In 2016, after being reported to the police by her flatmates in 2014, a 21-year-old woman was given a three month prison sentence suspended for two years after she pleaded guilty to procuring her own abortion with a poison and of supplying a poison with intent to procure a miscarriage.

Earlier this month the Belfast High Court case of a mother challenging a decision by the Public Prosecution Service in Northern Ireland to prosecute her for buying her then 15-year-old daughter abortion pills online was adjourned until 6 November 2018. 

Grainne Teggart, Amnesty International campaigns manager for Northern Ireland, tells the New Statesman it has been “a devastating five years for the mother and her family”.

“It is a pain she should never have suffered,” Teggart says. “If she was living in any other part of the UK where safe and legal abortion pills are easily accessible, her family wouldn’t be facing this traumatic ordeal.

“The judges must see that this is such obvious cruelty, we implore them to carefully consider the implications of this ground breaking case.

“They have the power to not only give this woman her life back, but to give hope to all women and girls living in Northern Ireland.

“The case underscores the urgent need for decriminalisation of abortion. Women cannot wait.
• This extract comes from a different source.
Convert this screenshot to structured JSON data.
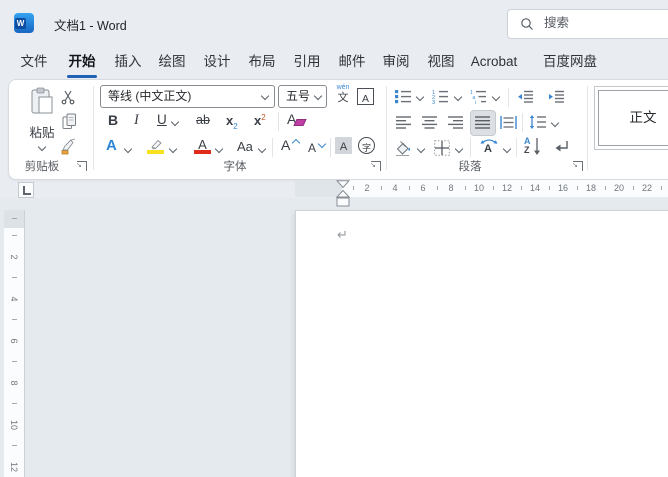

“The time for inaction is over, Westminster can and must act.”

South Belfast Green Party MLA Clare Bailey says it is unsustainable that Northern Ireland has some of the most restrictive abortion laws in the world when women in Scotland, England, Wales and the Republic of Ireland will have access to services.

“Despite the overwhelming evidence from public opinion, that the majority across NI and Ireland as a whole want to see reform our politicians are not doing so,” she says. “People do not want women criminalised for accessing abortion healthcare.”

After Stella Creasy’s intervention, British Pregnancy Advisory Service won the tender to book abortion services for women from Northern Ireland via the freephone helpline number 0333 234 2184.

An assessment by professionals is done over the phone and if you earn under £16,000 you can qualify for free travel to, and accommodation in, England, but the service is not actively promoted in Northern Ireland, Bailey says.

So the vulnerable and at risk turn to online.

“Scotland, England and Wales have now changed their law to allow women to take the pills at home, but we in Northern Ireland are still criminalising women,” Bailey says. 

“That is unacceptable.

“Abortion law needs to be decriminalised across the whole UK and Northern Ireland must not be left out.”

Amanda Ferguson is a journalist based in Belfast. Follow her @AmandaFBelfast.